Prior to his appointment as Italian Liaison Officer, Count Memmo held several other functions for the Commission, including Interpreter, Assistant Area Superintendent, and Secretary-General to the Anglo-Italian Committee. He is also noted for being the Commission’s sole representative in Italy in 1936 where he continued to maintain war cemeteries while Italy was an enemy power during the Second World War.
Chauffeurs and Drivers were vital to the Commission’s work as they transported building materials, the exhumed remains of soldiers for burial, and delivered headstones as cemeteries were being constructed. They also drove Commission personnel to sites all over the world to inspect cemeteries, attend unveiling ceremonies and other events, and even brought the children of Commission staff working in Ypres and Arras after the First World War to British schools that were built in each city.
This job was not limited to just men either as women such as Miss Constance Arthur and Miss Sicele O’Brien were appointed as Chauffeuses in 1919.
6. Motorboat Driver
Perhaps the idea of the Commission employing chauffeurs may not seem too far-fetched, but what about hiring someone to drive a motorboat?
In 1920, Tasman Malcolm Millington was appointed Motor Launch Driver and was made responsible for overseeing the Commission’s motorboats and water transport in the Dardanelles and Sea of Marmara (Turkey). This job was vital to the Commission’s early work of constructing cemeteries on the Gallipoli peninsular and co-ordinating the passage of materials and staff between Turkey and the islands of Lemnos, Imbros, Tenedos and Lesbos.

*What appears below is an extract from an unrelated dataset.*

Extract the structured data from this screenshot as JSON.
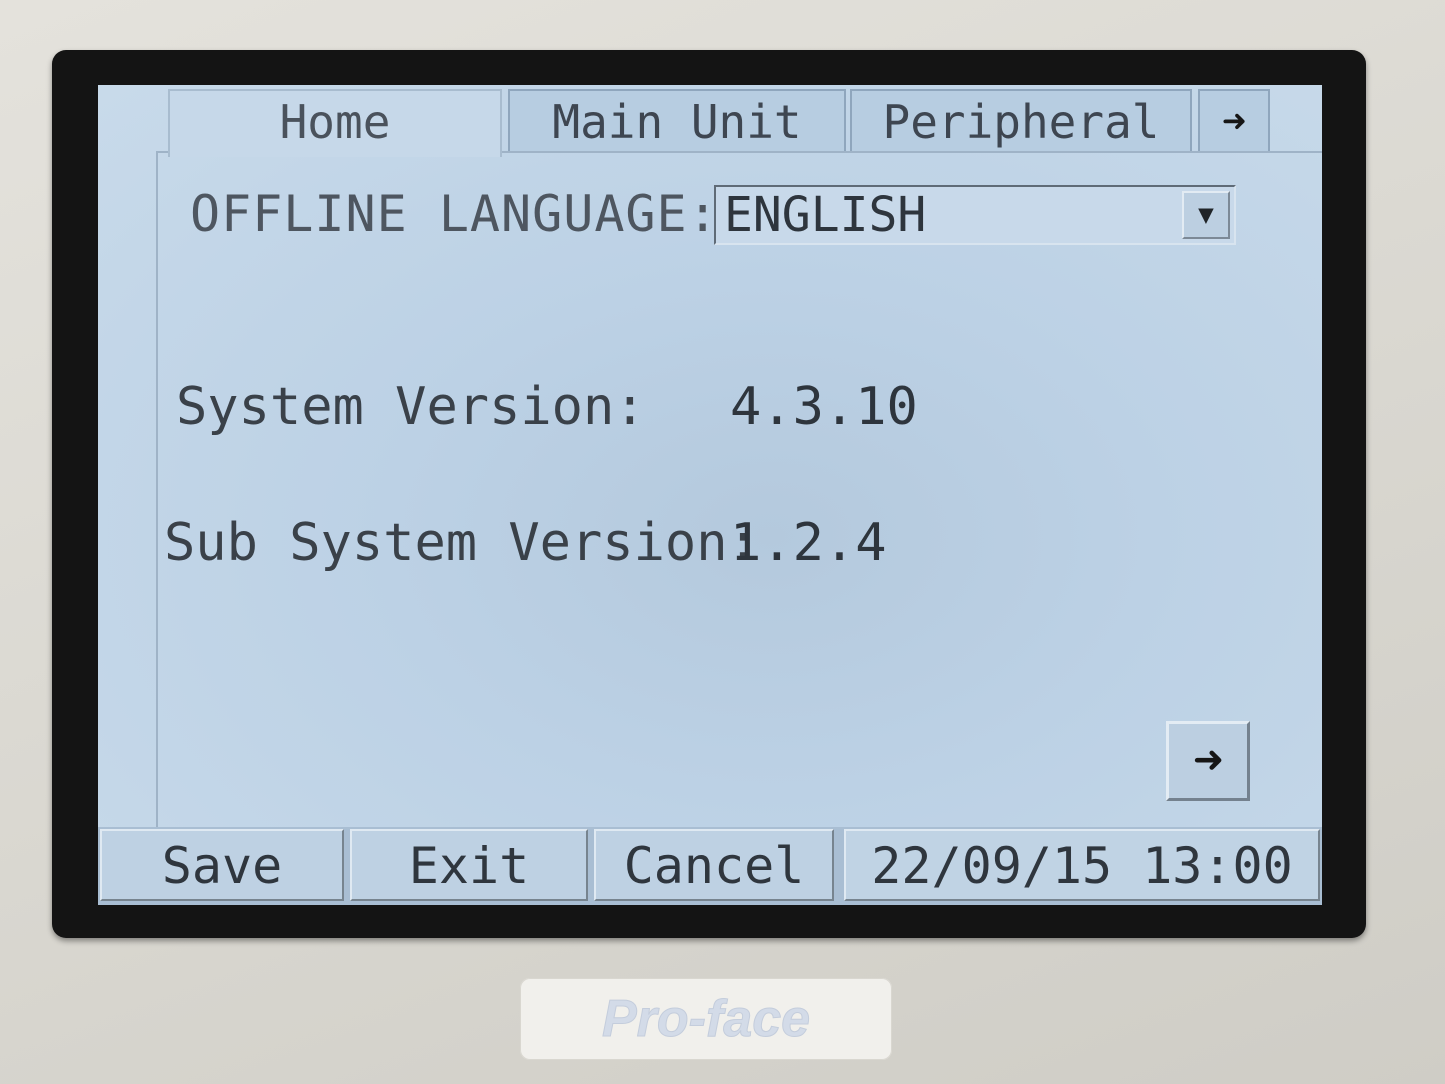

Tasman would eventually take sole charge of the war cemeteries and memorials on Gallipoli in 1928 and spend more than 40 years working to maintain them.
7. Canteen Staff
In April 1939, well before the start of the Second World War, Fabian Ware and the Commission had already made plans to move its main office from London to Wooburn House near High Wycombe in the event of an emergency to ensure the safety of its staff and records.
The Commission hired a variety of staff in the new canteen, such as Mr. R.J. Ingham and Mrs. W.P. Ingham, a married couple who served as Manager and Cook between 1948 and 1949, and Mrs. Daphne Joan Davenport who was appointed as an Attendant in 1953. There were even plans to extend the canteen and to add a hostel as the Commission looked to recruit more employees in order to continue its work following the end of the war.